AUSTIN - Texas’ seasonally adjusted unemployment rate inched one tenth of a point higher to 8.0 percent in August, which translates to 62,200 more people out of work.
Chairman Tom Pauken of the Texas Workforce Commission on Sept. 18 said, “Despite our strong Texas economic foundation, the national recession continues to have an adverse impact on our state.”
The national rate of unemployment stood at 9.7 percent for the month of August, according to U.S. Department of Labor statistics released Sept. 4.
Meanwhile, in the context of high unemployment nationwide as compared with conditions in Texas, Gov. Rick Perry made this comment while addressing a business group in Houston on Sept. 17:
“Why is Texas kind of recession-proof, if you will? As a matter of fact … someone had put a report out that the first state that’s coming out of the recession is going to be the state of Texas … I said, ‘We’re in one?’ “
Court hears open records case
The Texas Supreme Court on Sept. 17 heard arguments in a case pitting The Dallas Morning News and the Texas Comptroller of Public Accounts.
The case stems from the newspaper’s public information request for an updated state payroll database in November 2005.
In December 2005, then-Comptroller Carole Keeton Strayhorn released the requested information, except for state employees’ birth dates, arguing that releasing birth dates would expose them to identity theft.
The newspaper said birth dates make it possible to distinguish workers who have the same name, and there is no specific statutory exception that closes off the information. The Texas Attorney General’s Office sided with the newspaper.
A ruling is pending.
More stimulus funding comes in
Texas Comptroller Susan Combs announced Sept. 18 that local and state governmental bodies are welcome to apply for about $17 million in federal stimulus funds for transportation efficiency projects.
Grants are administered through the comptroller’s State Energy Conservation Office.
Of the $17 million, $11 million can be used to help purchase alternative fuel vehicles, pay for alternative fuel conversions and buy equipment for alternative fuel stations. Alternative fuels include natural gas, propane, hydrogen, ethanol, electricity and bio-diesel.
And $6 million is available for synchronizing traffic lights on major routes to smooth traffic flow and for replacing LED (light-emitting diode) bulbs in traffic signals.
On Sept. 30 the Texas House Committee on Redistricting will meet at the John H. Reagan Building at the state Capitol.

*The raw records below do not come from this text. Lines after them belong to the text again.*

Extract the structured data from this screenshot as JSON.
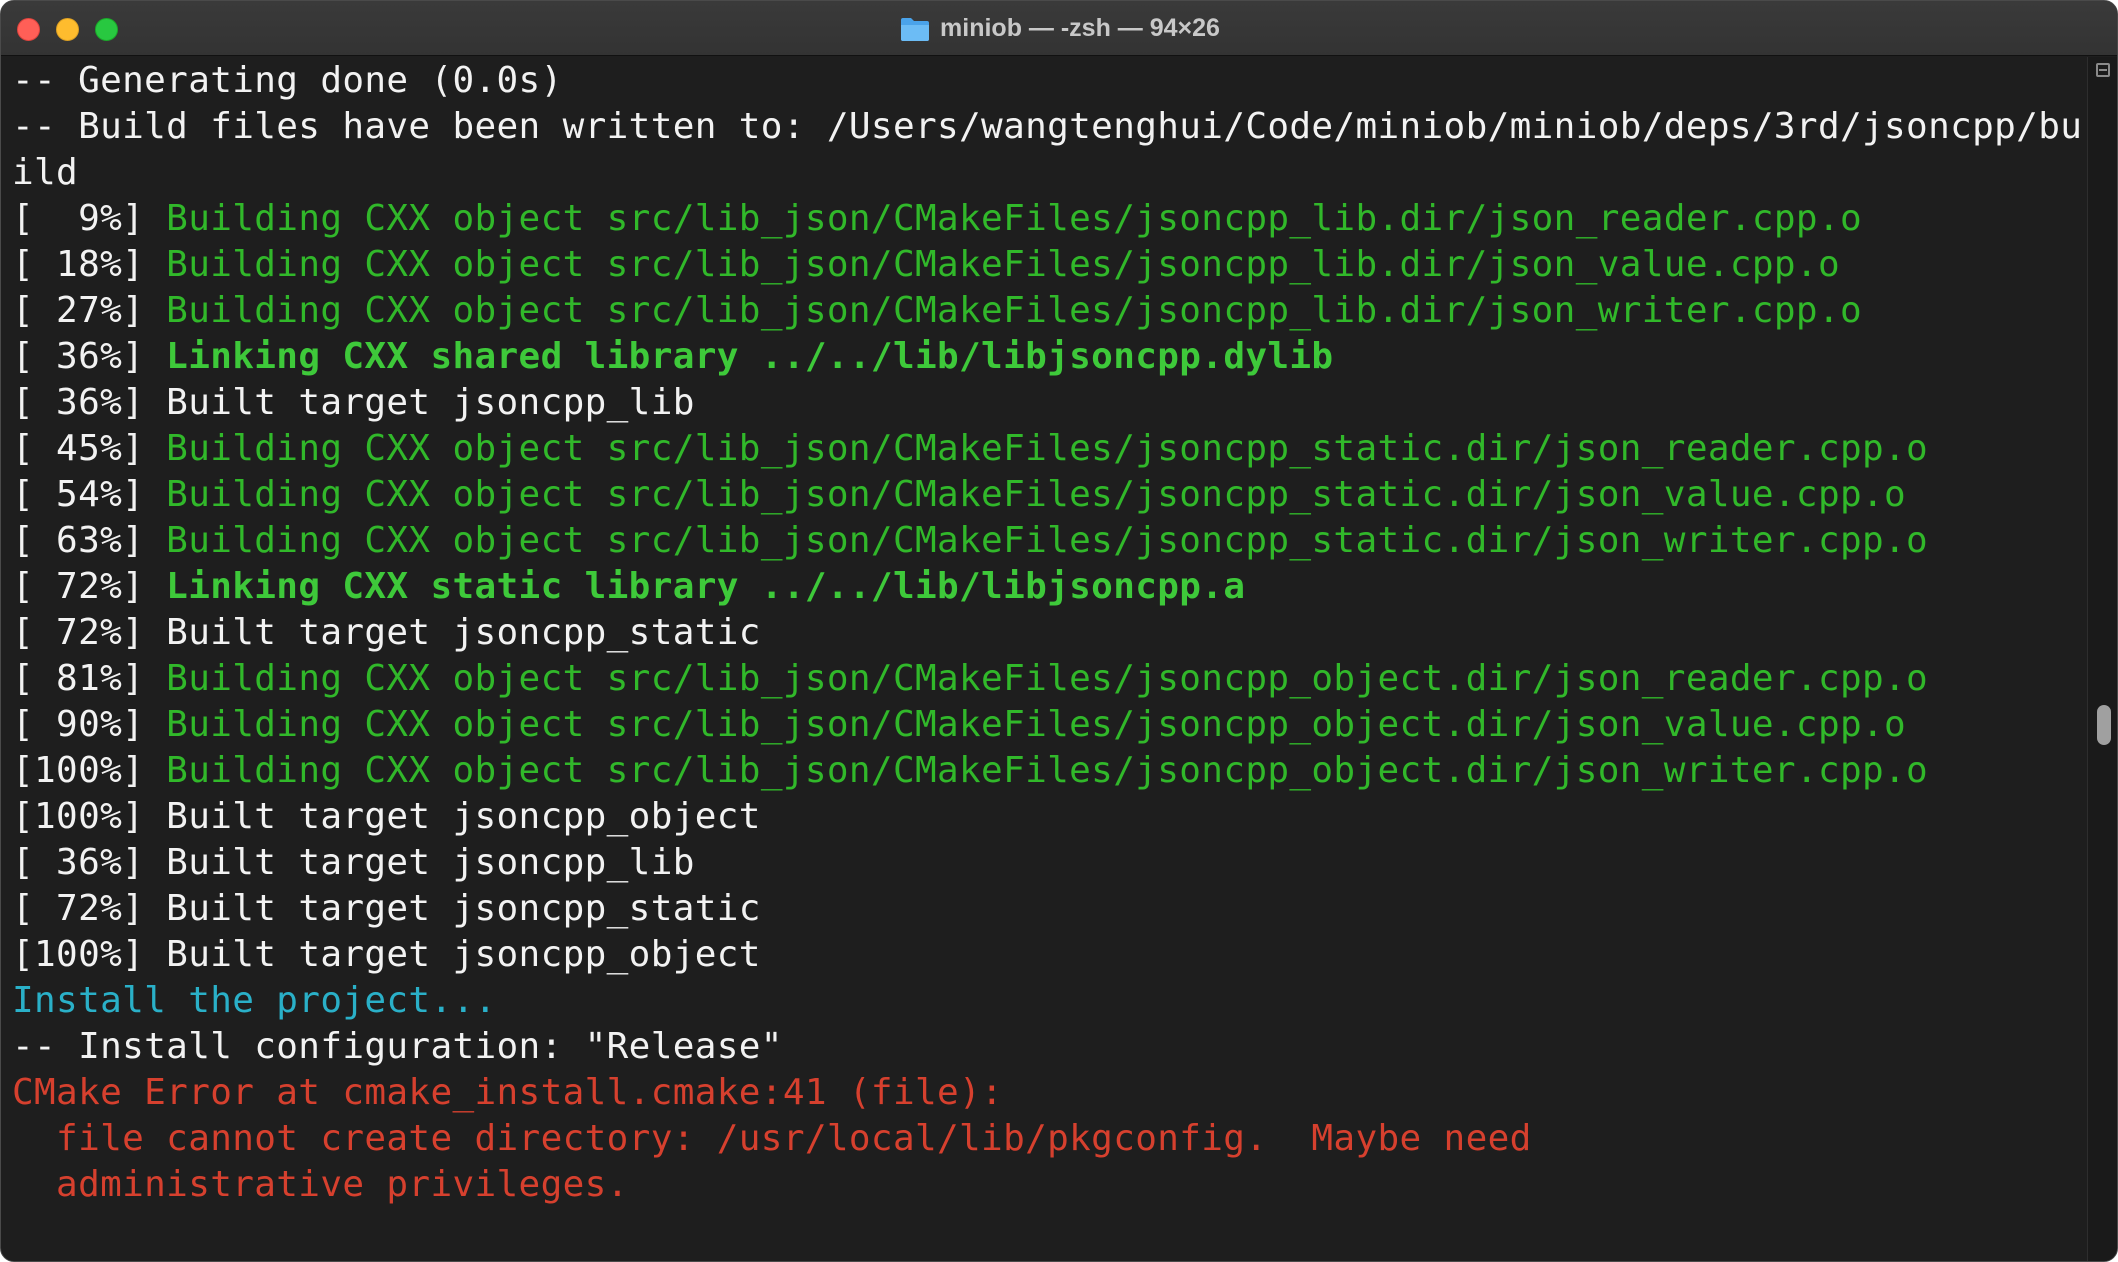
{
  "window": {
    "title": "miniob — -zsh — 94×26",
    "folder_icon": "folder-icon"
  },
  "terminal": {
    "lines": [
      {
        "prefix": "",
        "text": "-- Generating done (0.0s)",
        "style": "white"
      },
      {
        "prefix": "",
        "text": "-- Build files have been written to: /Users/wangtenghui/Code/miniob/miniob/deps/3rd/jsoncpp/bu",
        "style": "white"
      },
      {
        "prefix": "",
        "text": "ild",
        "style": "white"
      },
      {
        "prefix": "[  9%] ",
        "text": "Building CXX object src/lib_json/CMakeFiles/jsoncpp_lib.dir/json_reader.cpp.o",
        "style": "green"
      },
      {
        "prefix": "[ 18%] ",
        "text": "Building CXX object src/lib_json/CMakeFiles/jsoncpp_lib.dir/json_value.cpp.o",
        "style": "green"
      },
      {
        "prefix": "[ 27%] ",
        "text": "Building CXX object src/lib_json/CMakeFiles/jsoncpp_lib.dir/json_writer.cpp.o",
        "style": "green"
      },
      {
        "prefix": "[ 36%] ",
        "text": "Linking CXX shared library ../../lib/libjsoncpp.dylib",
        "style": "green-bold"
      },
      {
        "prefix": "[ 36%] ",
        "text": "Built target jsoncpp_lib",
        "style": "white"
      },
      {
        "prefix": "[ 45%] ",
        "text": "Building CXX object src/lib_json/CMakeFiles/jsoncpp_static.dir/json_reader.cpp.o",
        "style": "green"
      },
      {
        "prefix": "[ 54%] ",
        "text": "Building CXX object src/lib_json/CMakeFiles/jsoncpp_static.dir/json_value.cpp.o",
        "style": "green"
      },
      {
        "prefix": "[ 63%] ",
        "text": "Building CXX object src/lib_json/CMakeFiles/jsoncpp_static.dir/json_writer.cpp.o",
        "style": "green"
      },
      {
        "prefix": "[ 72%] ",
        "text": "Linking CXX static library ../../lib/libjsoncpp.a",
        "style": "green-bold"
      },
      {
        "prefix": "[ 72%] ",
        "text": "Built target jsoncpp_static",
        "style": "white"
      },
      {
        "prefix": "[ 81%] ",
        "text": "Building CXX object src/lib_json/CMakeFiles/jsoncpp_object.dir/json_reader.cpp.o",
        "style": "green"
      },
      {
        "prefix": "[ 90%] ",
        "text": "Building CXX object src/lib_json/CMakeFiles/jsoncpp_object.dir/json_value.cpp.o",
        "style": "green"
      },
      {
        "prefix": "[100%] ",
        "text": "Building CXX object src/lib_json/CMakeFiles/jsoncpp_object.dir/json_writer.cpp.o",
        "style": "green"
      },
      {
        "prefix": "[100%] ",
        "text": "Built target jsoncpp_object",
        "style": "white"
      },
      {
        "prefix": "[ 36%] ",
        "text": "Built target jsoncpp_lib",
        "style": "white"
      },
      {
        "prefix": "[ 72%] ",
        "text": "Built target jsoncpp_static",
        "style": "white"
      },
      {
        "prefix": "[100%] ",
        "text": "Built target jsoncpp_object",
        "style": "white"
      },
      {
        "prefix": "",
        "text": "Install the project...",
        "style": "cyan"
      },
      {
        "prefix": "",
        "text": "-- Install configuration: \"Release\"",
        "style": "white"
      },
      {
        "prefix": "",
        "text": "CMake Error at cmake_install.cmake:41 (file):",
        "style": "red"
      },
      {
        "prefix": "",
        "text": "  file cannot create directory: /usr/local/lib/pkgconfig.  Maybe need",
        "style": "red"
      },
      {
        "prefix": "",
        "text": "  administrative privileges.",
        "style": "red"
      }
    ]
  },
  "colors": {
    "background": "#1e1e1e",
    "text": "#f2f2f2",
    "green": "#31b82a",
    "cyan": "#2ab0c8",
    "red": "#d6402e"
  },
  "scrollbar": {
    "top_icon": "scroll-to-top-icon"
  }
}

The Census Bureau will make a presentation at the meeting on the upcoming 2010 federal census.
Data gleaned in the 2010 U.S. Census will be used by the Texas Legislature in adjusting the sizes and shapes of Senate, House, State Board of Education, state judicial and congressional districts.

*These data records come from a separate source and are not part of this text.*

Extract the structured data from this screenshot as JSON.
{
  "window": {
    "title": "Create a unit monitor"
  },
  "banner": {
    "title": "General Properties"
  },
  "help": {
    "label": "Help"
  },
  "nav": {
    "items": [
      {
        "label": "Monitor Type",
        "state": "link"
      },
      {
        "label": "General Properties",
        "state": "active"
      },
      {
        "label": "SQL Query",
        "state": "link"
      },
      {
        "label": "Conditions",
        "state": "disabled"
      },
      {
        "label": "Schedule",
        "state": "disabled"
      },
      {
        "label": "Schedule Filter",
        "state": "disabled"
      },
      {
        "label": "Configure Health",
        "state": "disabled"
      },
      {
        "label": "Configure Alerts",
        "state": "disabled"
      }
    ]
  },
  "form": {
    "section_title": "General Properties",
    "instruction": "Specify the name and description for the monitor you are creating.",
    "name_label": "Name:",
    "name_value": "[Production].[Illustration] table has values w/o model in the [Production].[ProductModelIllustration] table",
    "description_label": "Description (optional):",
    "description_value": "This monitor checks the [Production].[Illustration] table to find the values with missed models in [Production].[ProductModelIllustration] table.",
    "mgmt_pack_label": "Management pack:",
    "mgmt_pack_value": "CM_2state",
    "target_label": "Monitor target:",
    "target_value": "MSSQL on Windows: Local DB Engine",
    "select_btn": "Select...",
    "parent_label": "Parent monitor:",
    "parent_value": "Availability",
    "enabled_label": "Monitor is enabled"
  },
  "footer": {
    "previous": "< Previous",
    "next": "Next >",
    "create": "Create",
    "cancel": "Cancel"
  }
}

SBOE reviews social studies
The State Board of Education, at its Sept. 18 meeting, reacted to proposals made by expert reviewers and review teams of educators, parents and citizens who have suggested updates to the Texas Essential Knowledge and Skills, the curriculum standards.
The board expressed favor for including content such as Christmas, Rosh Hashanah, civil rights leader César Chávez, astronaut Neil Armstrong and U.S. Supreme Court Justice Thurgood Marshall in the curriculum.
The board also approved an across-the-board cut of 4.74 percent to the maximum cost the state will pay per textbook. The state will need to purchase about 6.2 million English language arts books for kindergarten through twelfth grade next year, so the reduction will cut costs by about $23.1 million.
Publishers will be asked to rebid their materials based on the restrictions imposed by the cost-cutting measures.
Hutchison edges ahead in survey
In a statewide telephone survey of 790 likely Republican primary voters in Texas, Rasmussen Reports said Sept. 17 that
U.S. Sen. Kay Bailey Hutchison had edged ahead of incumbent Rick Perry in the race for governor.
The survey conducted by Rasmussen Sept. 16 showed Hutchison with 40 percent to Perry’s 38 percent, and Wharton rancher Debra Medina with 3 percent. That left 19 percent in the “not sure” category.
The deadline to register to vote in Texas’ Nov. 3 election is Monday, Oct. 5.
Eleven proposed amendments to the Texas Constitution will be on the ballot.